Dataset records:
-- Opening Marker --

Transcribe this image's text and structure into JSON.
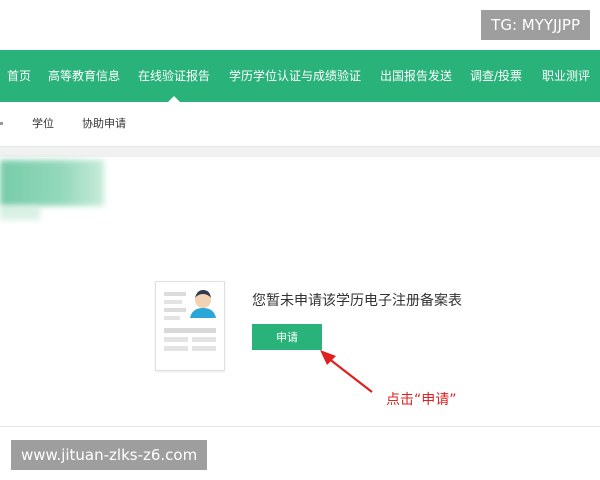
{
  "watermark_top": "TG: MYYJJPP",
  "watermark_bottom": "www.jituan-zlks-z6.com",
  "colors": {
    "brand_green": "#2ab27b",
    "annotation_red": "#e02020"
  },
  "nav": {
    "items": [
      {
        "label": "首页"
      },
      {
        "label": "高等教育信息"
      },
      {
        "label": "在线验证报告",
        "active": true
      },
      {
        "label": "学历学位认证与成绩验证"
      },
      {
        "label": "出国报告发送"
      },
      {
        "label": "调查/投票"
      },
      {
        "label": "职业测评"
      }
    ]
  },
  "subnav": {
    "items": [
      {
        "label": "学位"
      },
      {
        "label": "协助申请"
      }
    ]
  },
  "empty_state": {
    "message": "您暂未申请该学历电子注册备案表",
    "button_label": "申请",
    "illustration_icon": "resume-document-icon"
  },
  "annotation": {
    "text": "点击“申请”"
  }
}
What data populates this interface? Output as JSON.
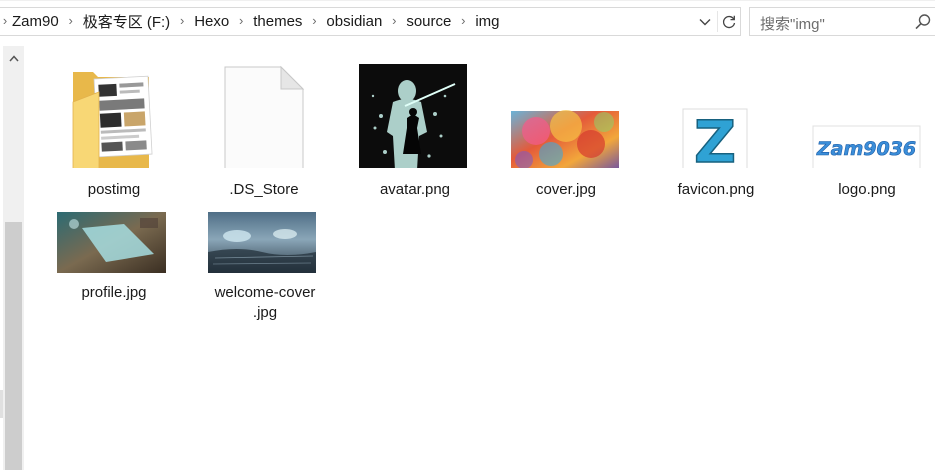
{
  "breadcrumb": {
    "segments": [
      "Zam90",
      "极客专区 (F:)",
      "Hexo",
      "themes",
      "obsidian",
      "source",
      "img"
    ]
  },
  "search": {
    "placeholder": "搜索\"img\""
  },
  "files": [
    {
      "name": "postimg",
      "type": "folder"
    },
    {
      "name": ".DS_Store",
      "type": "file"
    },
    {
      "name": "avatar.png",
      "type": "image"
    },
    {
      "name": "cover.jpg",
      "type": "image"
    },
    {
      "name": "favicon.png",
      "type": "image"
    },
    {
      "name": "logo.png",
      "type": "image"
    },
    {
      "name": "profile.jpg",
      "type": "image"
    },
    {
      "name_line1": "welcome-cover",
      "name_line2": ".jpg",
      "type": "image"
    }
  ],
  "logo_text": "Zam9036",
  "favicon_letter": "Z",
  "colors": {
    "folder": "#f8d775",
    "scrollbar_thumb": "#cdcdcd",
    "scrollbar_track": "#f0f0f0",
    "border": "#d9d9d9"
  }
}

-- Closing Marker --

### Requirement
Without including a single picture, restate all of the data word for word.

### Solution to the problem
Transcribe this image's text and structure into JSON.
{
  "watermark_top": "TG: MYYJJPP",
  "watermark_bottom": "www.jituan-zlks-z6.com",
  "colors": {
    "brand_green": "#2ab27b",
    "annotation_red": "#e02020"
  },
  "nav": {
    "items": [
      {
        "label": "首页"
      },
      {
        "label": "高等教育信息"
      },
      {
        "label": "在线验证报告",
        "active": true
      },
      {
        "label": "学历学位认证与成绩验证"
      },
      {
        "label": "出国报告发送"
      },
      {
        "label": "调查/投票"
      },
      {
        "label": "职业测评"
      }
    ]
  },
  "subnav": {
    "items": [
      {
        "label": "学位"
      },
      {
        "label": "协助申请"
      }
    ]
  },
  "empty_state": {
    "message": "您暂未申请该学历电子注册备案表",
    "button_label": "申请",
    "illustration_icon": "resume-document-icon"
  },
  "annotation": {
    "text": "点击“申请”"
  }
}
What data populates this interface? Output as JSON.
{
  "breadcrumb": {
    "segments": [
      "Zam90",
      "极客专区 (F:)",
      "Hexo",
      "themes",
      "obsidian",
      "source",
      "img"
    ]
  },
  "search": {
    "placeholder": "搜索\"img\""
  },
  "files": [
    {
      "name": "postimg",
      "type": "folder"
    },
    {
      "name": ".DS_Store",
      "type": "file"
    },
    {
      "name": "avatar.png",
      "type": "image"
    },
    {
      "name": "cover.jpg",
      "type": "image"
    },
    {
      "name": "favicon.png",
      "type": "image"
    },
    {
      "name": "logo.png",
      "type": "image"
    },
    {
      "name": "profile.jpg",
      "type": "image"
    },
    {
      "name_line1": "welcome-cover",
      "name_line2": ".jpg",
      "type": "image"
    }
  ],
  "logo_text": "Zam9036",
  "favicon_letter": "Z",
  "colors": {
    "folder": "#f8d775",
    "scrollbar_thumb": "#cdcdcd",
    "scrollbar_track": "#f0f0f0",
    "border": "#d9d9d9"
  }
}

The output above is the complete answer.